Despite largely avoiding Shakespeare at undergraduate level, teaching Hamlet to first-year undergraduates during a very nervous first term in Geneva gives the play special personal significance.
The 2009 film adaptation (dir: Gregory Doran), that I watched on the strength of the main actor, alerted me to a new sense of seeing theatre. Between theatre and film, the traditional and the contemporary, this felt like something unique.
This Hamlet of 2009 is to tragedy what Shakespeare in Love of 1998 was to comedy (despite the latter, ironically, portraying a tragedy itself). A stage is but a stage, and it’s useful to be reminded of what imaginative twists a film adaptation can bring.
The greater the background world, the broader the context. The attempt in the late 1990s to portray Shakespeare the wanton writer struggling for ideas, negotiating with patrons and theatre-owners, reinvigorated Shakespeare in popular culture.
True, the factual details of Elizabethan theatre went astray. For instance, women did not take to the stage until at least November 1660, an occasion marked by Thomas Jordan’s preface to Othello.
But facts weren’t so important. What was important was the notion of ‘behind the scenes’ for a play that has been performed countless times.

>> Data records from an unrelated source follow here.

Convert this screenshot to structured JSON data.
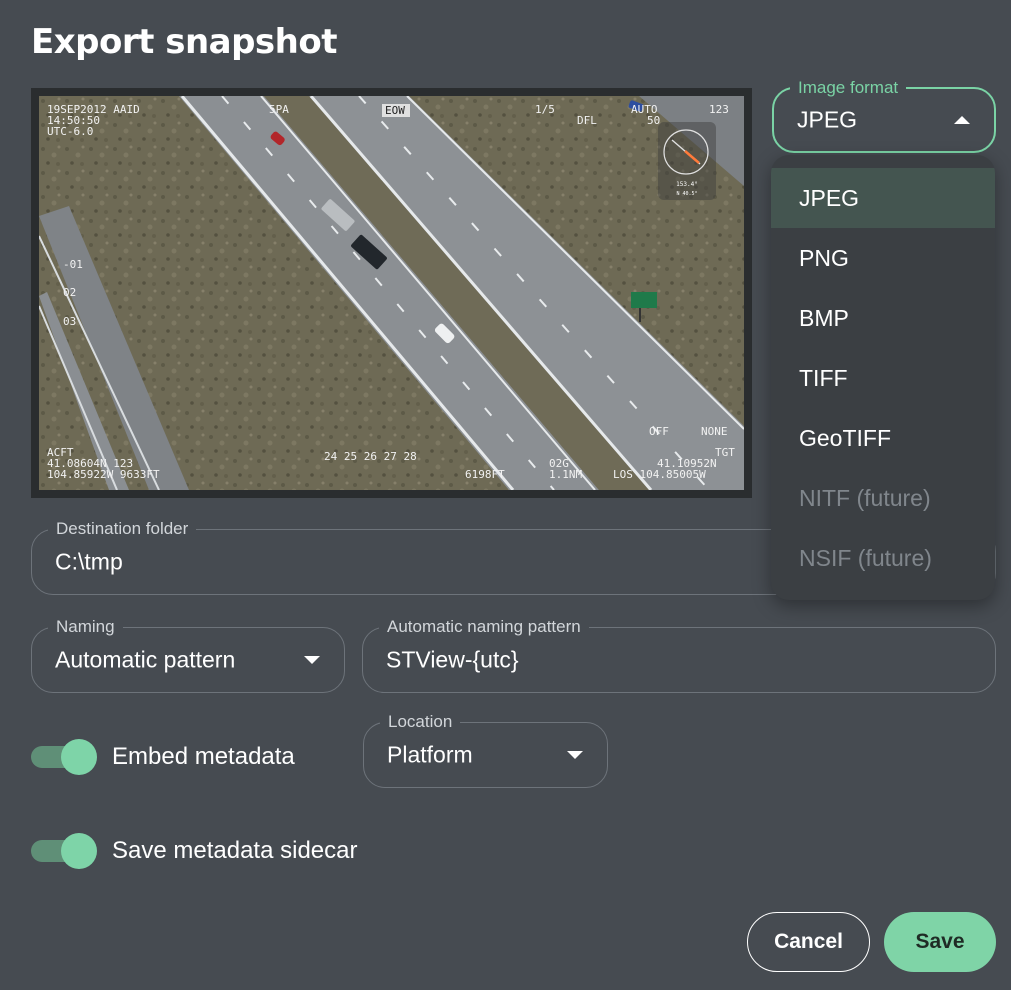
{
  "dialog": {
    "title": "Export snapshot"
  },
  "preview": {
    "overlay": {
      "top_left": [
        "19SEP2012  AAID",
        "14:50:50",
        "UTC-6.0"
      ],
      "top_mid": "5PA",
      "top_mode": "EOW",
      "top_right_a": "1/5",
      "top_right_b": "AUTO",
      "top_right_c": "DFL",
      "top_right_d": "123",
      "top_right_e": "50",
      "left_ticks": [
        "-01",
        "02",
        "03"
      ],
      "compass_heading": "153.4°",
      "compass_sub": "N 40.5°",
      "bottom_left": [
        "ACFT",
        "41.08604N   123",
        "104.85922W  9633FT"
      ],
      "scale_ticks": "24  25  26  27  28",
      "bottom_mid": "6198FT",
      "bottom_mid2_a": "02G",
      "bottom_mid2_b": "1.1NM",
      "bottom_right_off": "OFF",
      "bottom_right_none": "NONE",
      "bottom_right_tgt": "TGT",
      "bottom_right_a": "41.10952N",
      "bottom_right_b": "LOS 104.85005W"
    }
  },
  "image_format": {
    "label": "Image format",
    "value": "JPEG",
    "options": [
      {
        "label": "JPEG",
        "state": "selected"
      },
      {
        "label": "PNG",
        "state": "enabled"
      },
      {
        "label": "BMP",
        "state": "enabled"
      },
      {
        "label": "TIFF",
        "state": "enabled"
      },
      {
        "label": "GeoTIFF",
        "state": "enabled"
      },
      {
        "label": "NITF (future)",
        "state": "disabled"
      },
      {
        "label": "NSIF (future)",
        "state": "disabled"
      }
    ]
  },
  "destination": {
    "label": "Destination folder",
    "value": "C:\\tmp"
  },
  "naming": {
    "label": "Naming",
    "value": "Automatic pattern"
  },
  "pattern": {
    "label": "Automatic naming pattern",
    "value": "STView-{utc}"
  },
  "embed": {
    "label": "Embed metadata",
    "on": true
  },
  "location": {
    "label": "Location",
    "value": "Platform"
  },
  "sidecar": {
    "label": "Save metadata sidecar",
    "on": true
  },
  "buttons": {
    "cancel": "Cancel",
    "save": "Save"
  },
  "colors": {
    "accent": "#7ad3a5",
    "background": "#464b51",
    "menu": "#3b3f43"
  }
}
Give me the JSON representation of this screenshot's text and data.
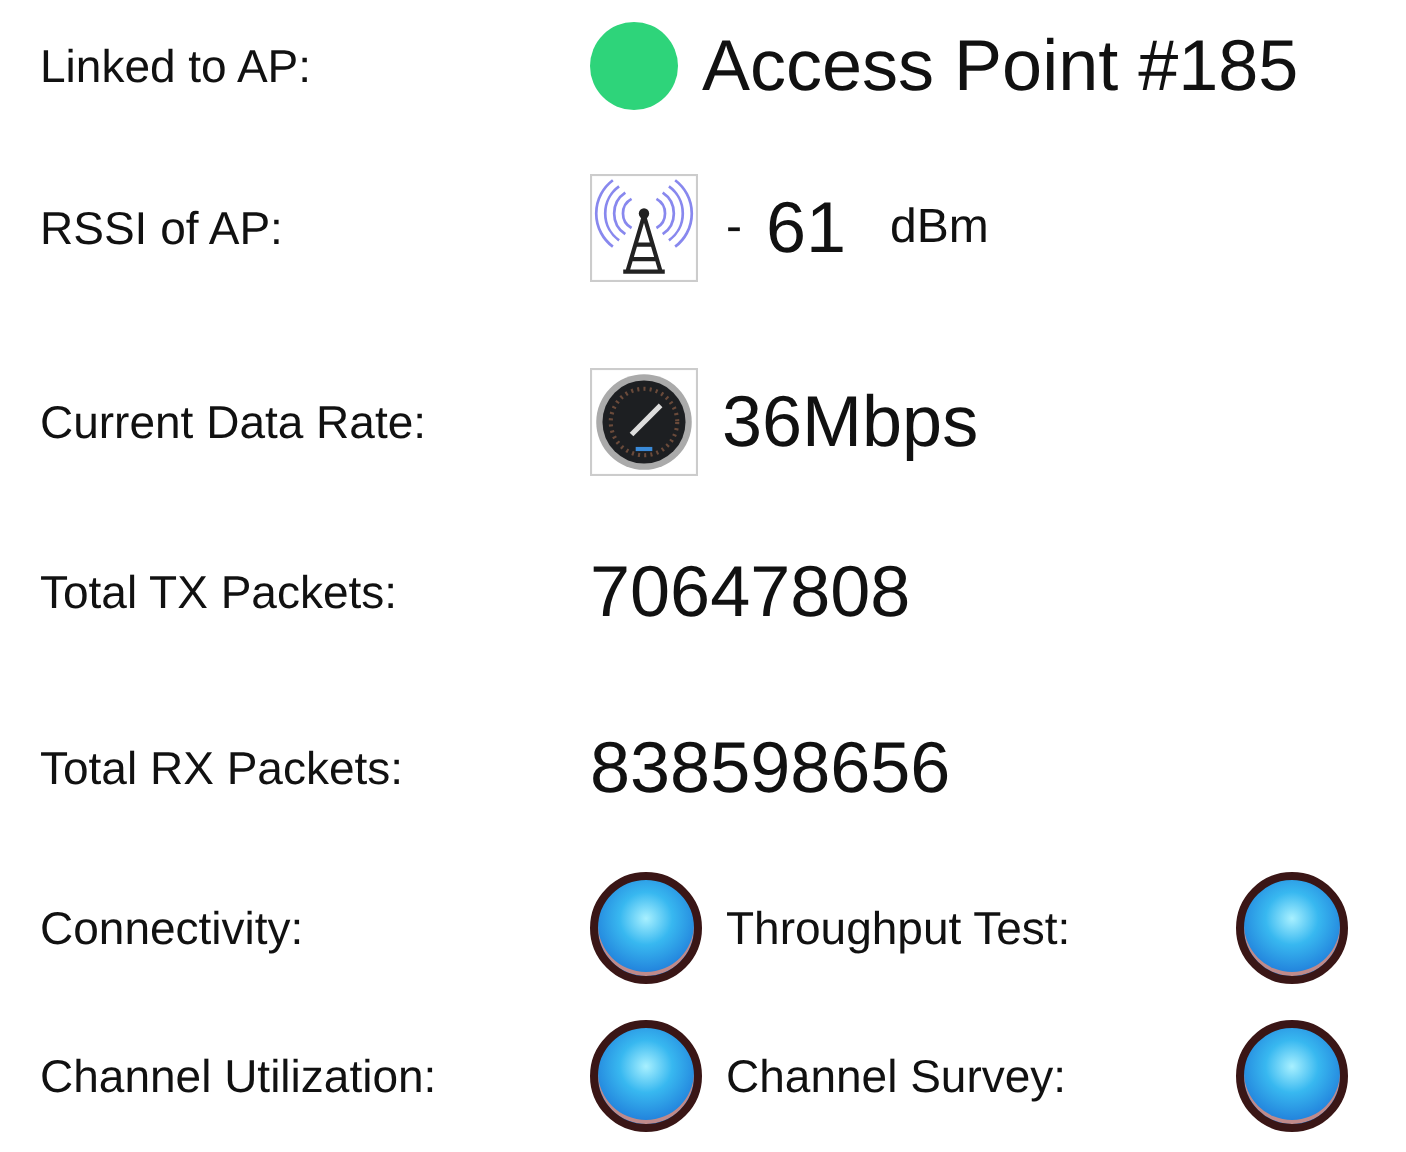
{
  "link": {
    "label": "Linked to AP:",
    "color": "#2ed47a",
    "value": "Access Point #185"
  },
  "rssi": {
    "label": "RSSI of AP:",
    "sign": "-",
    "value": "61",
    "unit": "dBm"
  },
  "rate": {
    "label": "Current Data Rate:",
    "value": "36Mbps"
  },
  "counters": [
    {
      "label": "Total TX Packets:",
      "value": "70647808"
    },
    {
      "label": "Total RX Packets:",
      "value": "838598656"
    }
  ],
  "indicators": [
    {
      "label": "Connectivity:"
    },
    {
      "label": "Throughput Test:"
    },
    {
      "label": "Channel Utilization:"
    },
    {
      "label": "Channel Survey:"
    }
  ]
}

It is almost as though we could barely imagine the young and impervious Will Shakespeare unless it was shown to us convincingly on screen. (The very same as I struggle to imagine the metaphysical Marvell with a Hull accent.)
Of course, part of that background world is the casting. Shakespeare in Love was cast magnificently. Joseph Fiennes combined a mischievous twinkle with a profound gaze; Gwyneth Paltrow looked in love with her part; and the BBC comedy crew (Day, Clunes, O’Donnell) with their sketch expertise brought superb support.
Ironically, it is Joseph Fiennes’ brother Ralph who holds the Shakespeare credentials. The sole recipient of a Tony Award for starring as Hamlet on Broadway, he also joins Patrick Stewart in receiving the William Shakespeare Award from the Shakespeare Theatre in Washington DC.
Patrick Stewart might just have been the interpretive flaw in this 2009 Hamlet for me. The ghost was ideal; but for me, his brother – the king – was not. Not convincing enough to murder, not cowardly enough, and not guilty enough.
I hoped for something approaching an older Macbeth: capable of murder, capable of holding a facade (which Stewart does), and with the capacity for breakdown. The prime candidate would be Antony Sher (partner of Gregory Doran). Claudius is a hard one to place, precisely because we encounter a character who has previously committed murder but only gets exposed for it in the play.
But what Stewart’s stalwart performance does is showcase the very best of David Tennant. Tennant’s Hamlet has it all: the terror, the anguish, the frustration, the sarcasm, and the cunning. Some of Hamlet’s lines in his feigned madness wouldn’t sound out of place in a slapstick Jim Carrey movie (Scene 4.3 in particular).
Tennant also brings a young audience that might otherwise never entertain Shakespeare. Barely has the fate of humanities needed a superhero more.
This type of production has limited precedent. It feels not quite a film, but too open for theatre. The genre itself is enigmatic, and the play – despite its three hour duration – a perfect fit. Even Polonius grew on me. His prattle in the text is more enjoyable than on film, but having that interfering presence everywhere – at home, in the King’s court, in the Queen’s bedchamber – made me realise Ophelia more as a tragic victim rather than I had before.
This production, as with many, has its critics. For me, it is a great pity that 3.1.177-178 (Folger) was missing:
Love? His affections not that way tend;
Nor what he spake, though it lacked form a little,
Was not like madness. There’s something in his soul…
If we slip the double negative, this implies that Claudius begins to detect more to Hamlet’s erratic behaviour. It is an important insight, given his move to send Hamlet to England.
However, scenes across Acts 2 and 3 were dissected and merged cleverly, giving a pleasing continuity to events (and deserving of more textual treatment than I afford it here).
Perhaps the climax was the most controversial moment. Hamlet’s physical tussle with his mother in his frustration is uncomfortable enough, but his conscious act of reaching for a gun and firing at the hidden Polonius is far from an instinctive move in self-defence. It places Hamlet in a far darker plain.
With the disturbed new place of the Doctor at the end of The Waters of Mars, and the potentially murderous Hamlet, David Tennant has made two prized roles his, and the world of Shakespeare is greatly in his debt.